“Those final three preseason games were huge for me,” McBath said. “I got a lot of playing time and really took advantage of it. I always showed up at practice and played real hard. I guess they liked what they had in me.”
McBath went on to record seven tackles including two in a 27-13 win over the Arizona Cardinals in Week 17 to close the regular season.
On to the big game
McBath is always the first to celebrate a big play with his teammates.
Big tackle? McBath is there with the high-five. Touchdown? McBath is on the sideline ready for a flying side-bump.
Make no doubt about it, McBath has enjoyed the journey to the Super Bowl.
“It just goes back to being out that year,” McBath said. “Just seeing how temporary all this really is. I get excited when my teammates do something good because I see all the hard work that goes into their success. There’s no where I’d rather be than out on that field.”
McBath has fit right into the loose, yet business-like atmosphere that 49ers coach Jim Harbaugh has cultivated in the rejuvenated franchise that is in search of its sixth Lombardi Trophy.
A mostly veteran team, McBath has had a chance to learn from perennial Pro Bowl players such as Patrick Willis, Frank Gore, Justin Smith and Randy Moss.
The always-competitive McBath enjoys being able to line up against some of the greatest players to play the game in practice including the Hall of Fame-bound Moss.
“I’ve been ‘Mossed’ a time or two,” McBath joked. “But Randy’s been ‘McBathed’ once or twice, too. It’s a dream to be playing out there every day against someone you grew up watching.”

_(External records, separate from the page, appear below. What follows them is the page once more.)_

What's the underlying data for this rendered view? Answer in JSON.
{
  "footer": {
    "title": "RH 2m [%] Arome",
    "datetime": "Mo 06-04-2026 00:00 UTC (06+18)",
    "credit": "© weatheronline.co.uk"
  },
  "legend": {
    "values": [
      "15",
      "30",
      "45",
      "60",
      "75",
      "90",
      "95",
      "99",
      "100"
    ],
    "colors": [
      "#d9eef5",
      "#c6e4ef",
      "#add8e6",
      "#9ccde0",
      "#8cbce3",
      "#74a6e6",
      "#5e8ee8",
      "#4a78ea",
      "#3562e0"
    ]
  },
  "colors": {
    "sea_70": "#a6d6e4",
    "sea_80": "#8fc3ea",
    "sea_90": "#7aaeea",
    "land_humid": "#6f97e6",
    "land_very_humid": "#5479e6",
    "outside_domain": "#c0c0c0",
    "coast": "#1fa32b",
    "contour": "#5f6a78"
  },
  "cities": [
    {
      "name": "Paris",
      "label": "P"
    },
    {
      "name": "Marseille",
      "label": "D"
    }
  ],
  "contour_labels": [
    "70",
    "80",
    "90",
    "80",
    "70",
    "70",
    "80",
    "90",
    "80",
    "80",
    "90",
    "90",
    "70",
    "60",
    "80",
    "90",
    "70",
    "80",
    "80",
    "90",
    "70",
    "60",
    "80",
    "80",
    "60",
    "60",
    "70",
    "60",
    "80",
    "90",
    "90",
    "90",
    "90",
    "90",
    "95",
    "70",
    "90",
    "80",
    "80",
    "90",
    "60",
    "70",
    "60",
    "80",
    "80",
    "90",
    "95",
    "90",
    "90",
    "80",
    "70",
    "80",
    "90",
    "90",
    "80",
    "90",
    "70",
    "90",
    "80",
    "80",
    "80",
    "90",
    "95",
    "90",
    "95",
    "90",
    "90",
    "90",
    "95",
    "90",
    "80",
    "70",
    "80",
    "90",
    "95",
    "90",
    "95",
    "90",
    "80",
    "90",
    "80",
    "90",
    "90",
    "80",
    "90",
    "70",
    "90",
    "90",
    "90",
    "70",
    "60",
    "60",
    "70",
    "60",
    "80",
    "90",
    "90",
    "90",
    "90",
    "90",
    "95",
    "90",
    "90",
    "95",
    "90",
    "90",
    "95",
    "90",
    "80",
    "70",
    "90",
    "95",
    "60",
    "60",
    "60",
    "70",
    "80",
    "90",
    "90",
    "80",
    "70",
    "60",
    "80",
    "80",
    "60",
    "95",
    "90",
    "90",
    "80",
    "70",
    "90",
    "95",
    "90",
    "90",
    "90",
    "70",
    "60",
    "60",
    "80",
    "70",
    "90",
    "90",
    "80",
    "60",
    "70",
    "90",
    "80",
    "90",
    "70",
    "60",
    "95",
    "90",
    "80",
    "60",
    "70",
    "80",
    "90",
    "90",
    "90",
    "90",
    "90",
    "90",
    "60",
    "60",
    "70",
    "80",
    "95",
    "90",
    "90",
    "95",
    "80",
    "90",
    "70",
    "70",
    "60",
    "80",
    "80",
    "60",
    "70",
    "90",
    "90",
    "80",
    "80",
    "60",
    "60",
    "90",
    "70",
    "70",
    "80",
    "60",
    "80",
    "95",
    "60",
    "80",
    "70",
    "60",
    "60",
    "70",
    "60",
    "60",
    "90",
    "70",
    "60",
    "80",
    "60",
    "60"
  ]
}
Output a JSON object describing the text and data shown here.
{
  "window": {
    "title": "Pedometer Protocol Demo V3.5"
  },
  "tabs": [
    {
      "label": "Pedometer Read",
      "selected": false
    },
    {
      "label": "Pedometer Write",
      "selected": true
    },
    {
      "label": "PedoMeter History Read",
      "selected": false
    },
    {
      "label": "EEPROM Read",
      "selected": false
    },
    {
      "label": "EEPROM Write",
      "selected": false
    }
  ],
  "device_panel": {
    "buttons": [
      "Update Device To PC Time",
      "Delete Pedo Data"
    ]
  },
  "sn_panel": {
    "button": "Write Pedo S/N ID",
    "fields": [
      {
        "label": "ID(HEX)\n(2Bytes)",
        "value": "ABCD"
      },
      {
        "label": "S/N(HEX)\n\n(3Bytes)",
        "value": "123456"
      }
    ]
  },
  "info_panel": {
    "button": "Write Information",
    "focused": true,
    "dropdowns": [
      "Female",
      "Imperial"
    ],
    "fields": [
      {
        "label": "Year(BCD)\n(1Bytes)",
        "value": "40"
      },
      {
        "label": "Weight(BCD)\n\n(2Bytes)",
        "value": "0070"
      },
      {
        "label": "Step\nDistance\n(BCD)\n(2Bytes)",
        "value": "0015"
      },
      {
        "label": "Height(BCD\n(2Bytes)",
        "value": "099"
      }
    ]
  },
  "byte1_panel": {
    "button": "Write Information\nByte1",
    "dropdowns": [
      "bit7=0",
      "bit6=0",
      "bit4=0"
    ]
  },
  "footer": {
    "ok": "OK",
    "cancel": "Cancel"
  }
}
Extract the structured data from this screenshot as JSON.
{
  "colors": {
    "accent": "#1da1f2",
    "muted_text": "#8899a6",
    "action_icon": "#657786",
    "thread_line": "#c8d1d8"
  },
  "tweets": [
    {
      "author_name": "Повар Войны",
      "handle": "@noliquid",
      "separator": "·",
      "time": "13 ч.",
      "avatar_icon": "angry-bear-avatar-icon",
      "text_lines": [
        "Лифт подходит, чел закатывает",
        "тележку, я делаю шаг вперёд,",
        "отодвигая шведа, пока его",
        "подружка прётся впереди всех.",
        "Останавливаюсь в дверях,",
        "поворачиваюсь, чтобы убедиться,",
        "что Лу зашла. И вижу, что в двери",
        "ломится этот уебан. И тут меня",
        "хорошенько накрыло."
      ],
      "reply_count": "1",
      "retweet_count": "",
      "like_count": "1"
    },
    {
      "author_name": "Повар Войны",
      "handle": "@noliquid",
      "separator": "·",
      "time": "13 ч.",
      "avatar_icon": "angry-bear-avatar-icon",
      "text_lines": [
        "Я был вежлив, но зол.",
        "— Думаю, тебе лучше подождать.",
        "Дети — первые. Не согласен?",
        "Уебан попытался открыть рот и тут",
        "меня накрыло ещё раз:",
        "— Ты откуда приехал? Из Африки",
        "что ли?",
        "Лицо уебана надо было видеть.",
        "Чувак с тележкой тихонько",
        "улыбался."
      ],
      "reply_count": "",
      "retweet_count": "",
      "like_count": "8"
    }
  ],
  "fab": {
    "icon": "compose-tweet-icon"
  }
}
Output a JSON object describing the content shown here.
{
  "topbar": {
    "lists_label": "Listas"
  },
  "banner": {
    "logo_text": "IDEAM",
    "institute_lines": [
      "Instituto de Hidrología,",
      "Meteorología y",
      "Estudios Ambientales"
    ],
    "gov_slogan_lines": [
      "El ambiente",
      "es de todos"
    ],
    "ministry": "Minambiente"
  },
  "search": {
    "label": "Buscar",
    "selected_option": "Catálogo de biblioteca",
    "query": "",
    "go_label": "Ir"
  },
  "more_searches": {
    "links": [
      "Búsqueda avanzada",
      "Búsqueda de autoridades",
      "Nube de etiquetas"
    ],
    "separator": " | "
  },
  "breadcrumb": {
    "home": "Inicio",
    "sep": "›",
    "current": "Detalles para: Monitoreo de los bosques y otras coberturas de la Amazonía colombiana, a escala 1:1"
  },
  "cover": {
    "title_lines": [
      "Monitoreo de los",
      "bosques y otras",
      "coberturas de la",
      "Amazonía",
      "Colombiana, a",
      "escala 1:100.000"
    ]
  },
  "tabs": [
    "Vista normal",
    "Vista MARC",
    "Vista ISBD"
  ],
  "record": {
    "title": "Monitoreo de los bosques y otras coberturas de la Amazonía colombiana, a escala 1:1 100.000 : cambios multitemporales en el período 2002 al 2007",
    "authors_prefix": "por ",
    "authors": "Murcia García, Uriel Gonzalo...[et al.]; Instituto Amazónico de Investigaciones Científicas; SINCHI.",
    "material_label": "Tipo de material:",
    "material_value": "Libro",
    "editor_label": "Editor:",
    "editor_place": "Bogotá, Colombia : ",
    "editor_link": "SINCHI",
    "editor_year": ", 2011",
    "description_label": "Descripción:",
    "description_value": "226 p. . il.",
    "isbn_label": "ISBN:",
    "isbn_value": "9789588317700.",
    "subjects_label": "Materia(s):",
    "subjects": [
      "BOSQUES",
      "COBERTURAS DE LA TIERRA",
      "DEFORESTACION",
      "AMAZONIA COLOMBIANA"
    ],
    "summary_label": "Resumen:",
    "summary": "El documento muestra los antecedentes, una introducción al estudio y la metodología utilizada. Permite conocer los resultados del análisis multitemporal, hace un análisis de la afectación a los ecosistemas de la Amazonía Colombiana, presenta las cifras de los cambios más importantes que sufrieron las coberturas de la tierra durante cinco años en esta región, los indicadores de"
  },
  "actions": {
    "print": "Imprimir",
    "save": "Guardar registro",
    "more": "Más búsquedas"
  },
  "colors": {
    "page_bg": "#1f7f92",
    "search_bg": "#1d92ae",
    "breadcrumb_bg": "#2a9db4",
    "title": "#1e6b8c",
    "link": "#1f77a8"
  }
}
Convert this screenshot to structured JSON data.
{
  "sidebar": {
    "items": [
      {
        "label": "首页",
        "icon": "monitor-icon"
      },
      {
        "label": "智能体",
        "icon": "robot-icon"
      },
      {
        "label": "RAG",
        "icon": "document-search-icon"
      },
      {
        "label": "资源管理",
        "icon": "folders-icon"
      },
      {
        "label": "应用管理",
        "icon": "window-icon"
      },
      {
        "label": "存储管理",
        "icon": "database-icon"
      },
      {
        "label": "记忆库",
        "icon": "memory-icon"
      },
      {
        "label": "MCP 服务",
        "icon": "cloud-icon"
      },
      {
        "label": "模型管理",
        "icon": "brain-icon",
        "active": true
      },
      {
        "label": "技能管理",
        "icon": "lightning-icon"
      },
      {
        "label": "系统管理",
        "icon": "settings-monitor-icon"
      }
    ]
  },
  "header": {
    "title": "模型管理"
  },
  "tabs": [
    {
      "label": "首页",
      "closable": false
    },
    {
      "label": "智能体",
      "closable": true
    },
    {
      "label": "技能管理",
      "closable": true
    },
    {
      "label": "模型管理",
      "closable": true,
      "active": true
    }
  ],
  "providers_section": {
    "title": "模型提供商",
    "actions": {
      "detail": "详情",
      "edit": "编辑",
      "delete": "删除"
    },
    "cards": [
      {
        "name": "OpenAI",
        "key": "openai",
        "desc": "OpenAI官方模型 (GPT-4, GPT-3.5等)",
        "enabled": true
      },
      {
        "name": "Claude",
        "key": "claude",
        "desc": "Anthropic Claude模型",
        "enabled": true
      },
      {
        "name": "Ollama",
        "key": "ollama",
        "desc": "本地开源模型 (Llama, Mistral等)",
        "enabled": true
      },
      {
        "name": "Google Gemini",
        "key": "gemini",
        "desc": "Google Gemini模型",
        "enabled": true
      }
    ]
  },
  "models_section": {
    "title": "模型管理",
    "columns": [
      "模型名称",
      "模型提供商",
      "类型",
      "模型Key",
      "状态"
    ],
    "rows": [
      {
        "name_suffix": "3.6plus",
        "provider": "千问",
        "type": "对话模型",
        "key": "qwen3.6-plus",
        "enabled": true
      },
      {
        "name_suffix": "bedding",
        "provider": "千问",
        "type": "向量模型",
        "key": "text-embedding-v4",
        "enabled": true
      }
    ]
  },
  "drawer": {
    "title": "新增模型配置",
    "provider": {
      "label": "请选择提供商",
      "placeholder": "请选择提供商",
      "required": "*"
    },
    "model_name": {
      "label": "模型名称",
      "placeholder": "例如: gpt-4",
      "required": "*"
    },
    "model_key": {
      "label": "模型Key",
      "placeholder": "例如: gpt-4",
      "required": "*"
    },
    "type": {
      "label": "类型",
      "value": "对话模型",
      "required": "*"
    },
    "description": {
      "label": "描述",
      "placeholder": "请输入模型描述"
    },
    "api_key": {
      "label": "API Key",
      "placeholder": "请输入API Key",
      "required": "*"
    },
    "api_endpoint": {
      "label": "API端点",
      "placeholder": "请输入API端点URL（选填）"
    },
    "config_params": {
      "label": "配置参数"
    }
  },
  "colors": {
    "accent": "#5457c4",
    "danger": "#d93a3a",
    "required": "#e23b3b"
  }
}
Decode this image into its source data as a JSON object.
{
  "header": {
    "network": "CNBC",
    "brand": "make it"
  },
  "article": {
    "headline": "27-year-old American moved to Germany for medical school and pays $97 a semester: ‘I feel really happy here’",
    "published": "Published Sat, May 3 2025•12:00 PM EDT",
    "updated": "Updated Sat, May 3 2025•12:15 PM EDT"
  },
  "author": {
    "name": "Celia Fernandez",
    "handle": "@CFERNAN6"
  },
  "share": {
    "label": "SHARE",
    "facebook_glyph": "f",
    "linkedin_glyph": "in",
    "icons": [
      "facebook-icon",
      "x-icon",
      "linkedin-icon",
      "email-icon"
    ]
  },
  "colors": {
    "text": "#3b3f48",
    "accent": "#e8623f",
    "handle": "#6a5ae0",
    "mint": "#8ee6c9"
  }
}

Now the Super Bowl is set and McBath has a chance to the first former Leopard to bring home a ring from the big game. But while the bright lights will shine down on his gold helmet and millions of people watch from around the world on Sunday, McBath said he’ll never forget his roots and he’s grateful for where he came from.
“I’m proud to be from Gainesville,” he said. “I love representing my town out there. My fans from Gainesville have been with me through the ups and downs. They’ve always believed in me. Hopefully we can finish this out and I can bring back a Super Bowl title.”
It won’t be the first time.